State how many lines in the records below contain the word "time". Nothing else is needed.

(Extracted data entries)
⟨

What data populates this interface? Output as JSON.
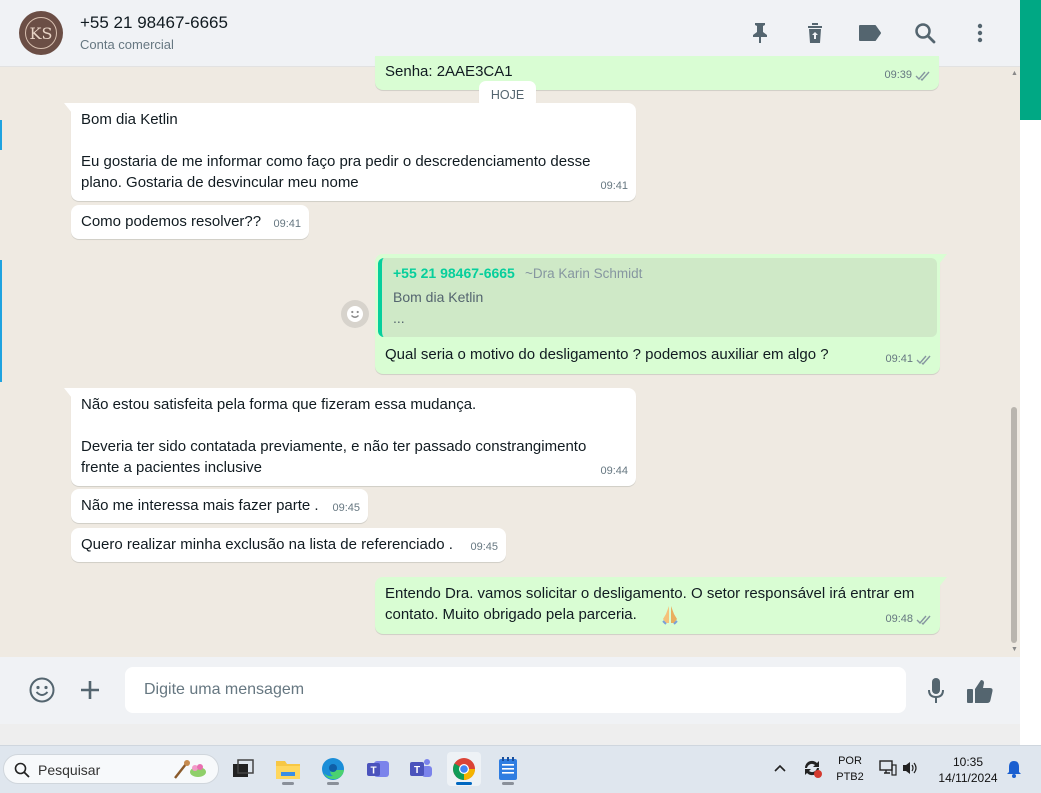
{
  "header": {
    "avatar_text": "KS",
    "contact_name": "+55 21 98467-6665",
    "contact_sub": "Conta comercial",
    "icons": [
      "pin-icon",
      "delete-icon",
      "label-icon",
      "search-icon",
      "menu-icon"
    ]
  },
  "chat": {
    "partial_top": {
      "text": "Senha: 2AAE3CA1",
      "time": "09:39"
    },
    "day_label": "HOJE",
    "messages": [
      {
        "text": "Bom dia Ketlin\n\nEu gostaria de me informar como faço pra pedir o descredenciamento desse\nplano.   Gostaria de desvincular meu nome",
        "time": "09:41"
      },
      {
        "text": "Como podemos resolver??",
        "time": "09:41"
      },
      {
        "text": "Qual seria o motivo do desligamento ? podemos auxiliar em algo ?",
        "time": "09:41"
      },
      {
        "text": "Não estou satisfeita pela forma que fizeram essa mudança.\n\nDeveria ter sido contatada previamente,  e não ter passado constrangimento\nfrente a pacientes inclusive",
        "time": "09:44"
      },
      {
        "text": "Não me interessa mais fazer parte .",
        "time": "09:45"
      },
      {
        "text": "Quero realizar minha exclusão na lista de referenciado .",
        "time": "09:45"
      },
      {
        "text": "Entendo Dra. vamos solicitar o desligamento. O setor responsável irá entrar em\ncontato. Muito obrigado pela parceria.",
        "time": "09:48"
      }
    ],
    "quote": {
      "sender": "+55 21 98467-6665",
      "sender_alias": "~Dra Karin Schmidt",
      "line1": "Bom dia Ketlin",
      "line2": "..."
    }
  },
  "composer": {
    "placeholder": "Digite uma mensagem"
  },
  "colors": {
    "accent": "#00a884",
    "incoming": "#ffffff",
    "outgoing": "#d9fdd3",
    "read_ticks": "#53bdeb"
  },
  "taskbar": {
    "search_label": "Pesquisar",
    "apps": [
      "task-view-icon",
      "file-explorer-icon",
      "edge-icon",
      "teams-icon",
      "teams-classic-icon",
      "chrome-icon",
      "notepad-icon"
    ],
    "lang_line1": "POR",
    "lang_line2": "PTB2",
    "time": "10:35",
    "date": "14/11/2024"
  }
}
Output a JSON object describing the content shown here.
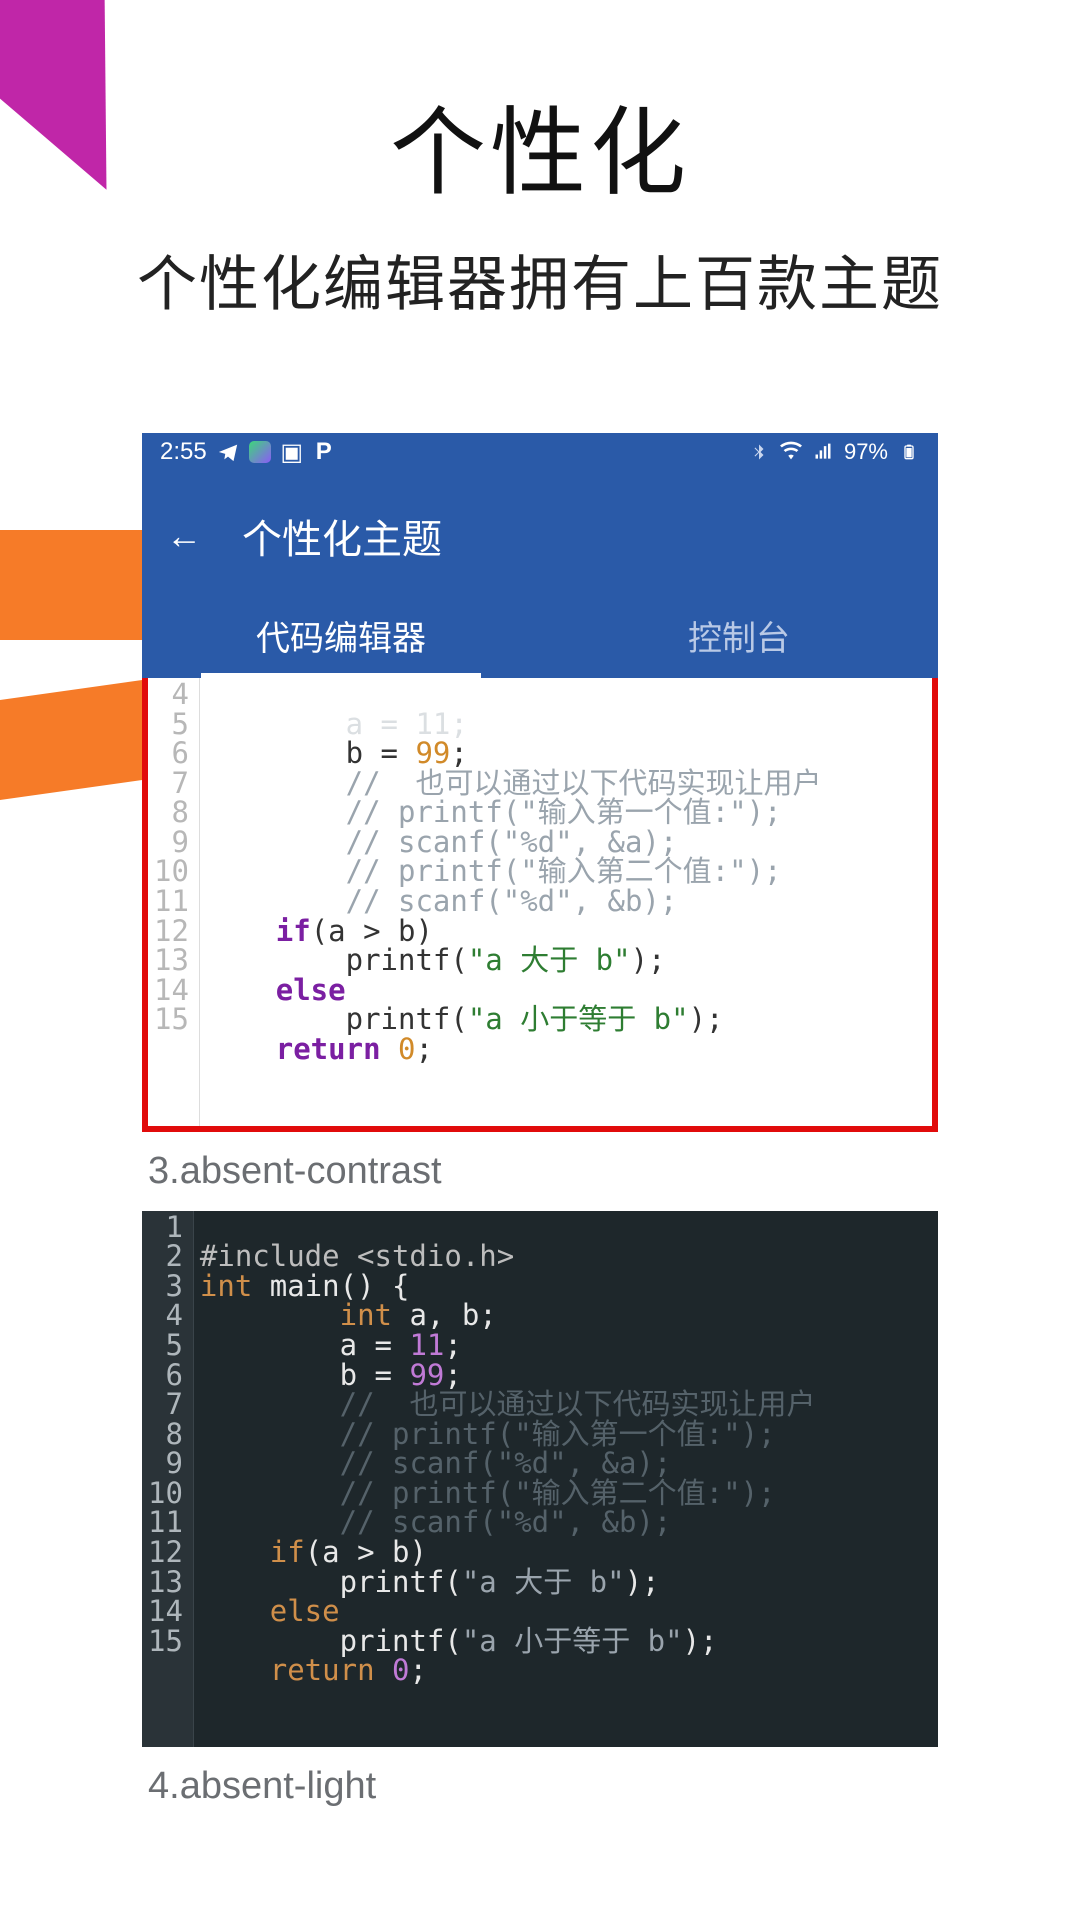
{
  "hero": {
    "title": "个性化",
    "subtitle": "个性化编辑器拥有上百款主题"
  },
  "statusbar": {
    "time": "2:55",
    "battery": "97%"
  },
  "appbar": {
    "title": "个性化主题",
    "tabs": [
      "代码编辑器",
      "控制台"
    ],
    "active": 0
  },
  "preview1": {
    "gutter": [
      "4",
      "5",
      "6",
      "7",
      "8",
      "9",
      "10",
      "11",
      "12",
      "13",
      "14",
      "15"
    ],
    "indent0": "        ",
    "indent1": "    ",
    "indent2": "        ",
    "a_line": "a = 11;",
    "b_prefix": "b = ",
    "b_num": "99",
    "b_suffix": ";",
    "cmt1": "//  也可以通过以下代码实现让用户",
    "cmt2": "// printf(\"输入第一个值:\");",
    "cmt3": "// scanf(\"%d\", &a);",
    "cmt4": "// printf(\"输入第二个值:\");",
    "cmt5": "// scanf(\"%d\", &b);",
    "if_kw": "if",
    "if_cond": "(a > b)",
    "pf": "printf(",
    "str_gt": "\"a 大于 b\"",
    "pf_end": ");",
    "else_kw": "else",
    "str_le": "\"a 小于等于 b\"",
    "ret_kw": "return ",
    "ret_num": "0",
    "ret_end": ";"
  },
  "label3": "3.absent-contrast",
  "preview2": {
    "gutter": [
      "1",
      "2",
      "3",
      "4",
      "5",
      "6",
      "7",
      "8",
      "9",
      "10",
      "11",
      "12",
      "13",
      "14",
      "15"
    ],
    "include": "#include <stdio.h>",
    "int_kw": "int ",
    "main_sig": "main() {",
    "decl_kw": "int ",
    "decl_rest": "a, b;",
    "indent0": "        ",
    "indent1": "    ",
    "indent2": "        ",
    "a_prefix": "a = ",
    "a_num": "11",
    "a_suffix": ";",
    "b_prefix": "b = ",
    "b_num": "99",
    "b_suffix": ";",
    "cmt1": "//  也可以通过以下代码实现让用户",
    "cmt2": "// printf(\"输入第一个值:\");",
    "cmt3": "// scanf(\"%d\", &a);",
    "cmt4": "// printf(\"输入第二个值:\");",
    "cmt5": "// scanf(\"%d\", &b);",
    "if_kw": "if",
    "if_cond": "(a > b)",
    "pf": "printf(",
    "str_gt": "\"a 大于 b\"",
    "pf_end": ");",
    "else_kw": "else",
    "str_le": "\"a 小于等于 b\"",
    "ret_kw": "return ",
    "ret_num": "0",
    "ret_end": ";"
  },
  "label4": "4.absent-light"
}
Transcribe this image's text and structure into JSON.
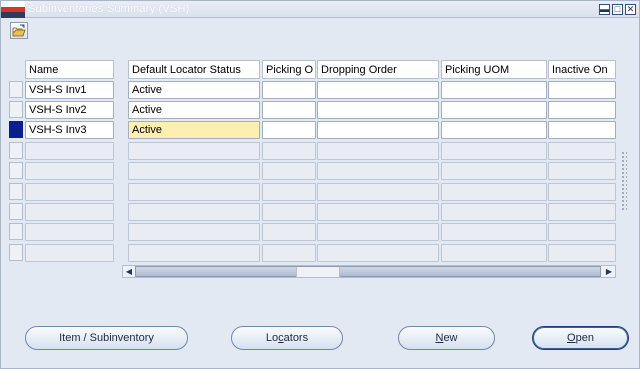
{
  "window": {
    "title": "Subinventories Summary (VSH)",
    "controls": {
      "minimize": "▬",
      "maximize": "□",
      "close": "✕"
    }
  },
  "toolbar": {
    "open_icon": "folder-open-icon"
  },
  "columns": [
    "Name",
    "Default Locator Status",
    "Picking O",
    "Dropping Order",
    "Picking UOM",
    "Inactive On"
  ],
  "rows": [
    {
      "name": "VSH-S Inv1",
      "status": "Active",
      "picking_order": "",
      "dropping_order": "",
      "picking_uom": "",
      "inactive_on": ""
    },
    {
      "name": "VSH-S Inv2",
      "status": "Active",
      "picking_order": "",
      "dropping_order": "",
      "picking_uom": "",
      "inactive_on": ""
    },
    {
      "name": "VSH-S Inv3",
      "status": "Active",
      "picking_order": "",
      "dropping_order": "",
      "picking_uom": "",
      "inactive_on": ""
    }
  ],
  "current_row_index": 3,
  "colors": {
    "current_field": "#fdeeb2",
    "record_indicator": "#0b1f8c",
    "window_bg": "#e3e9f2"
  },
  "scrollbar": {
    "left": "◀",
    "right": "▶"
  },
  "buttons": {
    "item_subinventory": "Item / Subinventory",
    "locators_pre": "Lo",
    "locators_mn": "c",
    "locators_post": "ators",
    "new_mn": "N",
    "new_post": "ew",
    "open_mn": "O",
    "open_post": "pen"
  }
}
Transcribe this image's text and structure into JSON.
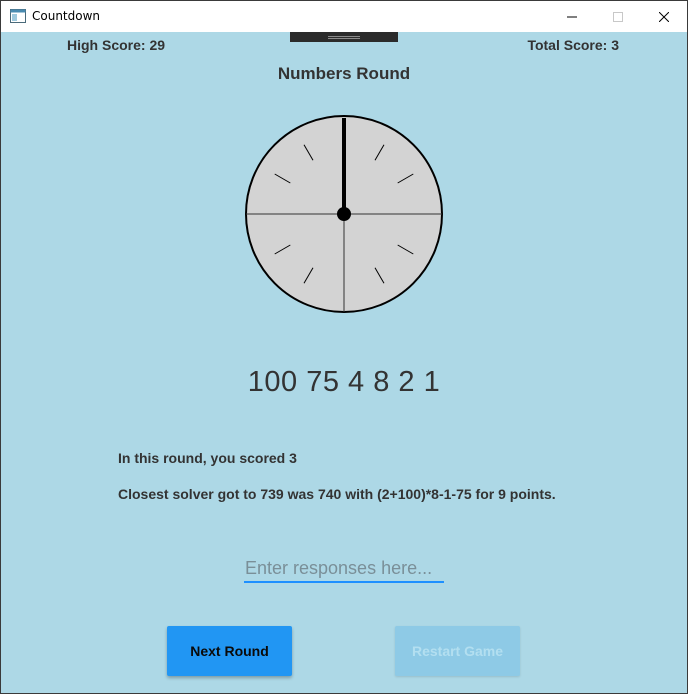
{
  "window": {
    "title": "Countdown"
  },
  "scores": {
    "high": "High Score: 29",
    "total": "Total Score: 3"
  },
  "round_title": "Numbers Round",
  "numbers": "100 75 4 8 2 1",
  "result": {
    "round_score": "In this round, you scored 3",
    "solver": "Closest solver got to 739 was 740 with (2+100)*8-1-75 for 9 points."
  },
  "input": {
    "placeholder": "Enter responses here...",
    "value": ""
  },
  "buttons": {
    "next": "Next Round",
    "restart": "Restart Game"
  },
  "colors": {
    "background": "#add8e6",
    "accent": "#2196f3",
    "disabled": "#8ecae6"
  },
  "icons": {
    "app": "app-window-icon",
    "minimize": "minimize-icon",
    "maximize": "maximize-icon",
    "close": "close-icon"
  }
}
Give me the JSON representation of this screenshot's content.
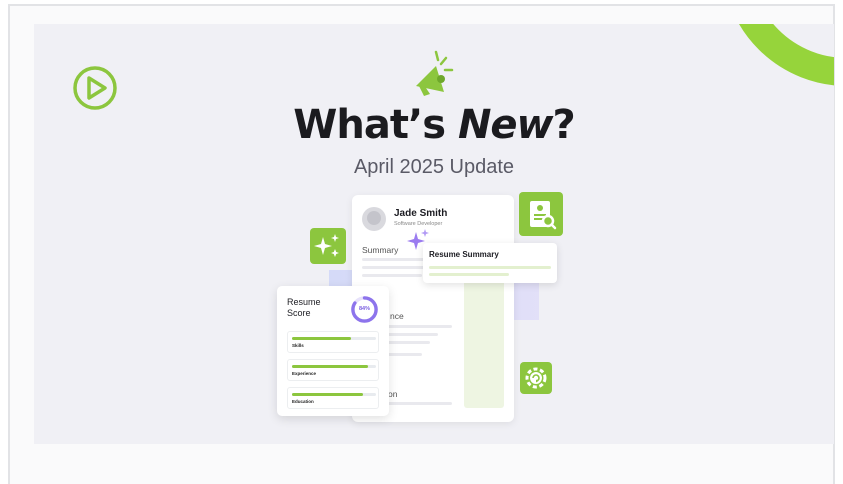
{
  "banner": {
    "title_part1": "What’s ",
    "title_part2": "New",
    "title_part3": "?",
    "subtitle": "April 2025 Update",
    "logo_icon": "play-circle-icon",
    "megaphone_icon": "megaphone-icon",
    "accent_color": "#8cc63e"
  },
  "resume": {
    "name": "Jade Smith",
    "role": "Software Developer",
    "sections": [
      "Summary",
      "nce",
      "on"
    ]
  },
  "summary_card": {
    "title": "Resume Summary"
  },
  "score_card": {
    "title": "Resume Score",
    "score": "84%",
    "score_value": 0.84,
    "items": [
      {
        "label": "Skills",
        "value": 0.7
      },
      {
        "label": "Experience",
        "value": 0.9
      },
      {
        "label": "Education",
        "value": 0.85
      }
    ]
  },
  "icons": [
    "sparkles-icon",
    "resume-search-icon",
    "gear-refresh-icon"
  ]
}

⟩

▸ Response to the exercise: 10